Right now, it’s easy to listen to the headlines and accept that the ALP Government has made a mess of the economy. The numbers that should be going up – revenue from the MRRT, for example – are failing to deliver, and the promised surplus is looking pretty silly.

Just this morning, Sydney Liberal MP Alex Hawke was pimping his IPA article in which he questions Australia's ability to afford PPL and suggests that we may be heading the same way as Cyprus, Greece, Spain and Italy. He tweeted

@JuliaGillard and @WayneSwan have so badly managed the budget, it is time to reconsider unnecessary and expensive proposals.
Mr Hawke, reconsidering unnecessary and expensive proposals should always be considered, and discarded, but the suggestion that Australia’s economy has been mismanaged is incorrect. As for the economy being poorly managed, I suggest Mr Hawke take that up with the ratings agencies, or any of the millions of unemployed people in Spain.

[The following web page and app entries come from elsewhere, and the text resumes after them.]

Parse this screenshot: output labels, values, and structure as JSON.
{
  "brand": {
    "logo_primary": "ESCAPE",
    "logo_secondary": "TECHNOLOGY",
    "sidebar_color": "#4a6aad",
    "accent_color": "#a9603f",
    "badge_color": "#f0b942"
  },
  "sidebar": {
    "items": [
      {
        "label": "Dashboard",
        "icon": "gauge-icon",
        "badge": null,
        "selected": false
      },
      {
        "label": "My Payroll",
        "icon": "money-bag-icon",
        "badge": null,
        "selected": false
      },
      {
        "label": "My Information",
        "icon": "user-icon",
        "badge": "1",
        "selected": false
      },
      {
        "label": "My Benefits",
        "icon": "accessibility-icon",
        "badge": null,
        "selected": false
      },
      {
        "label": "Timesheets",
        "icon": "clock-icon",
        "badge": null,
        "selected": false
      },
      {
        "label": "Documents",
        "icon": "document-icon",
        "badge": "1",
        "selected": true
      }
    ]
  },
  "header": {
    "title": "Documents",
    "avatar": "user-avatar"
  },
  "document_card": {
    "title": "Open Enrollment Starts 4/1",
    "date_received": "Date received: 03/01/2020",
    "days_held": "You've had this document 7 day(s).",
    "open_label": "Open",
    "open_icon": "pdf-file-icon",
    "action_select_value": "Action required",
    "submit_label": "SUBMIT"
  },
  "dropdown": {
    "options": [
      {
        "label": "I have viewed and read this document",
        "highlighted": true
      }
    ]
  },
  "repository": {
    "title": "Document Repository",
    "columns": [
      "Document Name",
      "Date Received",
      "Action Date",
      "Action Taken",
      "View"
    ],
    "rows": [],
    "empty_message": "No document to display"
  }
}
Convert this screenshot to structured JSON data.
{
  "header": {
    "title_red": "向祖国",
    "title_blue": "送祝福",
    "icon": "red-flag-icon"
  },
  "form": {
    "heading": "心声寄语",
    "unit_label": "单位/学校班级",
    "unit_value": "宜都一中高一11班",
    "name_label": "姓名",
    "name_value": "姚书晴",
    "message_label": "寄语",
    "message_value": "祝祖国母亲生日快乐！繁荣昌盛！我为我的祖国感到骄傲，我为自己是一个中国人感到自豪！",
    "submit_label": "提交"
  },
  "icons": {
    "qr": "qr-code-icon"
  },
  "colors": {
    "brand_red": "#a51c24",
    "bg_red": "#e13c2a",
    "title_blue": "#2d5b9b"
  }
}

Even if the asylum seekers were illegal and the economy was in sinking like Gilligan in the quick-sand episode, we’d still be left as virtually the only place in the world where a climate change debate continues, despite the weight of science. Casting doubt on climate change allows space for doubt about the Carbon Tax. So apparently, it’s okay to allow a political agenda to determine whether science is to be believed.

In any case, just take a moment to imagine how different Australia might be in 2013 if Tony Abbott's suggestion of a 'gentler polity' had been part of his Gospel truth. Consider how different Australian politics might be if the Leader of the Opposition had only one kind of Truth. That would be the decent thing, wouldn't it?